▶ EXERCISE DIRECTIONS:
A faithful, complete copy of the entries below is required, with images removed.

[Page and application data records]

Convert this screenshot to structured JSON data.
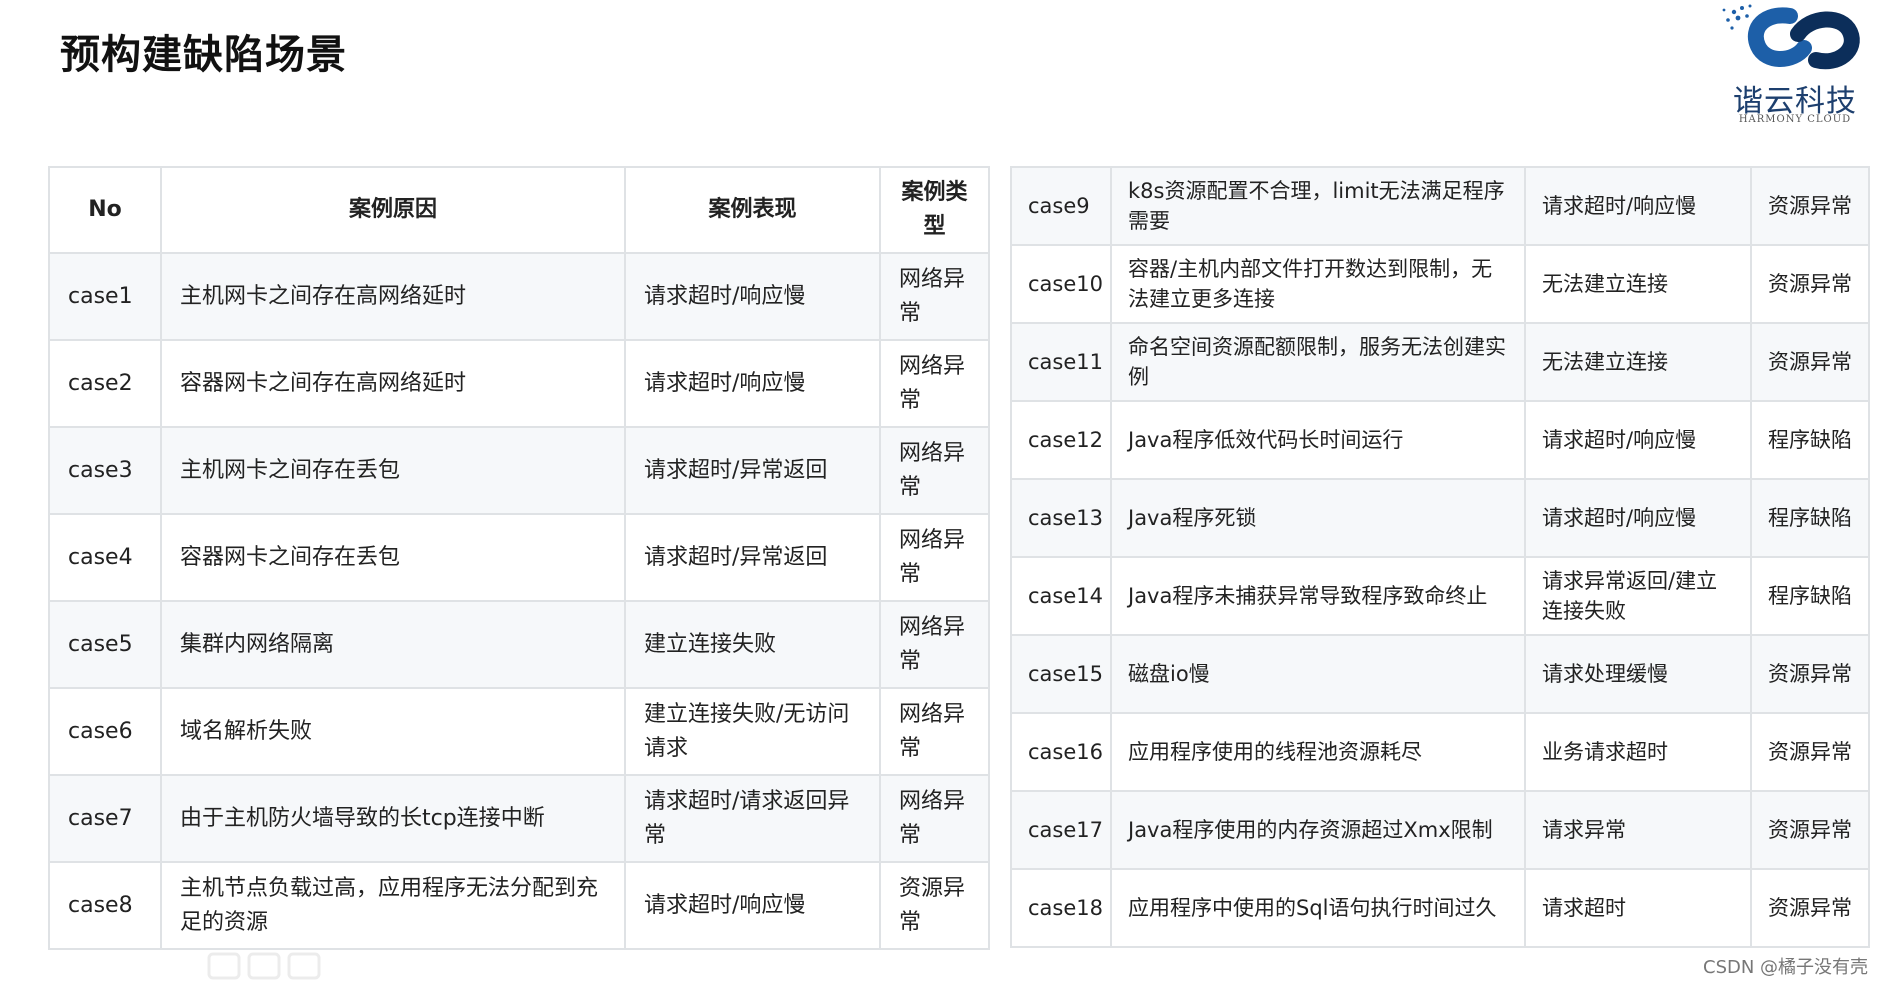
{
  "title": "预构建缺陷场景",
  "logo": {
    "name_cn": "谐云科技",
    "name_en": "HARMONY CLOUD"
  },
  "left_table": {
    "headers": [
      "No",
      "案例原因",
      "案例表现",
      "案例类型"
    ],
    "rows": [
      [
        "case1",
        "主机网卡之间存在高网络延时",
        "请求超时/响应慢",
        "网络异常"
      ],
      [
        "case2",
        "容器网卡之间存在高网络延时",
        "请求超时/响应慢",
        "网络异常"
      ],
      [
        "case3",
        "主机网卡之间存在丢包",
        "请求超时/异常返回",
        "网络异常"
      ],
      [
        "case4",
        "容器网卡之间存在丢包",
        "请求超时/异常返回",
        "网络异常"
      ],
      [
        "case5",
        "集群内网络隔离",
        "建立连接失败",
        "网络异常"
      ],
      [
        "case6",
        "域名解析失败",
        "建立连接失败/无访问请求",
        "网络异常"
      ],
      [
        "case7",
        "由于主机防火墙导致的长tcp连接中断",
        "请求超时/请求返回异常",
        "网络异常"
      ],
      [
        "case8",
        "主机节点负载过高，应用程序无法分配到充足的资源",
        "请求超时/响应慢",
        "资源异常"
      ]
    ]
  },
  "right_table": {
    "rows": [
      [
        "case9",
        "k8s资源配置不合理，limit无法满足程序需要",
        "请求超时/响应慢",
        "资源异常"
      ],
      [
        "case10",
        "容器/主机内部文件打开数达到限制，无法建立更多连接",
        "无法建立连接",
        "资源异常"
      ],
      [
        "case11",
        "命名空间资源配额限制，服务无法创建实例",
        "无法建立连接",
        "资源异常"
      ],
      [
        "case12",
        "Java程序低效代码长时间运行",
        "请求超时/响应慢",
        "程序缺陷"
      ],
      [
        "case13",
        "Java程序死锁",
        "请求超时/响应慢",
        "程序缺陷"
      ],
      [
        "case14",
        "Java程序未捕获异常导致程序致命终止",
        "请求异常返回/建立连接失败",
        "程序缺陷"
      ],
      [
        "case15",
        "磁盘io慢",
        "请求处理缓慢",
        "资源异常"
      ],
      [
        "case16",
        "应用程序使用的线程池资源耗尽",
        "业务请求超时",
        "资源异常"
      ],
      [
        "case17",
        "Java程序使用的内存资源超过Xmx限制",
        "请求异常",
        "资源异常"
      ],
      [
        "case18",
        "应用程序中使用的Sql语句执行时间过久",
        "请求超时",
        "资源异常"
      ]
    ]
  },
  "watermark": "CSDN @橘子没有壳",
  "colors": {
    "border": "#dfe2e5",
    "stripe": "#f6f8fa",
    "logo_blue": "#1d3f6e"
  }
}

▶ THE COMPLETED TASK:
Convert this screenshot to structured JSON data.
{
  "title": "预构建缺陷场景",
  "logo": {
    "name_cn": "谐云科技",
    "name_en": "HARMONY CLOUD"
  },
  "left_table": {
    "headers": [
      "No",
      "案例原因",
      "案例表现",
      "案例类型"
    ],
    "rows": [
      [
        "case1",
        "主机网卡之间存在高网络延时",
        "请求超时/响应慢",
        "网络异常"
      ],
      [
        "case2",
        "容器网卡之间存在高网络延时",
        "请求超时/响应慢",
        "网络异常"
      ],
      [
        "case3",
        "主机网卡之间存在丢包",
        "请求超时/异常返回",
        "网络异常"
      ],
      [
        "case4",
        "容器网卡之间存在丢包",
        "请求超时/异常返回",
        "网络异常"
      ],
      [
        "case5",
        "集群内网络隔离",
        "建立连接失败",
        "网络异常"
      ],
      [
        "case6",
        "域名解析失败",
        "建立连接失败/无访问请求",
        "网络异常"
      ],
      [
        "case7",
        "由于主机防火墙导致的长tcp连接中断",
        "请求超时/请求返回异常",
        "网络异常"
      ],
      [
        "case8",
        "主机节点负载过高，应用程序无法分配到充足的资源",
        "请求超时/响应慢",
        "资源异常"
      ]
    ]
  },
  "right_table": {
    "rows": [
      [
        "case9",
        "k8s资源配置不合理，limit无法满足程序需要",
        "请求超时/响应慢",
        "资源异常"
      ],
      [
        "case10",
        "容器/主机内部文件打开数达到限制，无法建立更多连接",
        "无法建立连接",
        "资源异常"
      ],
      [
        "case11",
        "命名空间资源配额限制，服务无法创建实例",
        "无法建立连接",
        "资源异常"
      ],
      [
        "case12",
        "Java程序低效代码长时间运行",
        "请求超时/响应慢",
        "程序缺陷"
      ],
      [
        "case13",
        "Java程序死锁",
        "请求超时/响应慢",
        "程序缺陷"
      ],
      [
        "case14",
        "Java程序未捕获异常导致程序致命终止",
        "请求异常返回/建立连接失败",
        "程序缺陷"
      ],
      [
        "case15",
        "磁盘io慢",
        "请求处理缓慢",
        "资源异常"
      ],
      [
        "case16",
        "应用程序使用的线程池资源耗尽",
        "业务请求超时",
        "资源异常"
      ],
      [
        "case17",
        "Java程序使用的内存资源超过Xmx限制",
        "请求异常",
        "资源异常"
      ],
      [
        "case18",
        "应用程序中使用的Sql语句执行时间过久",
        "请求超时",
        "资源异常"
      ]
    ]
  },
  "watermark": "CSDN @橘子没有壳",
  "colors": {
    "border": "#dfe2e5",
    "stripe": "#f6f8fa",
    "logo_blue": "#1d3f6e"
  }
}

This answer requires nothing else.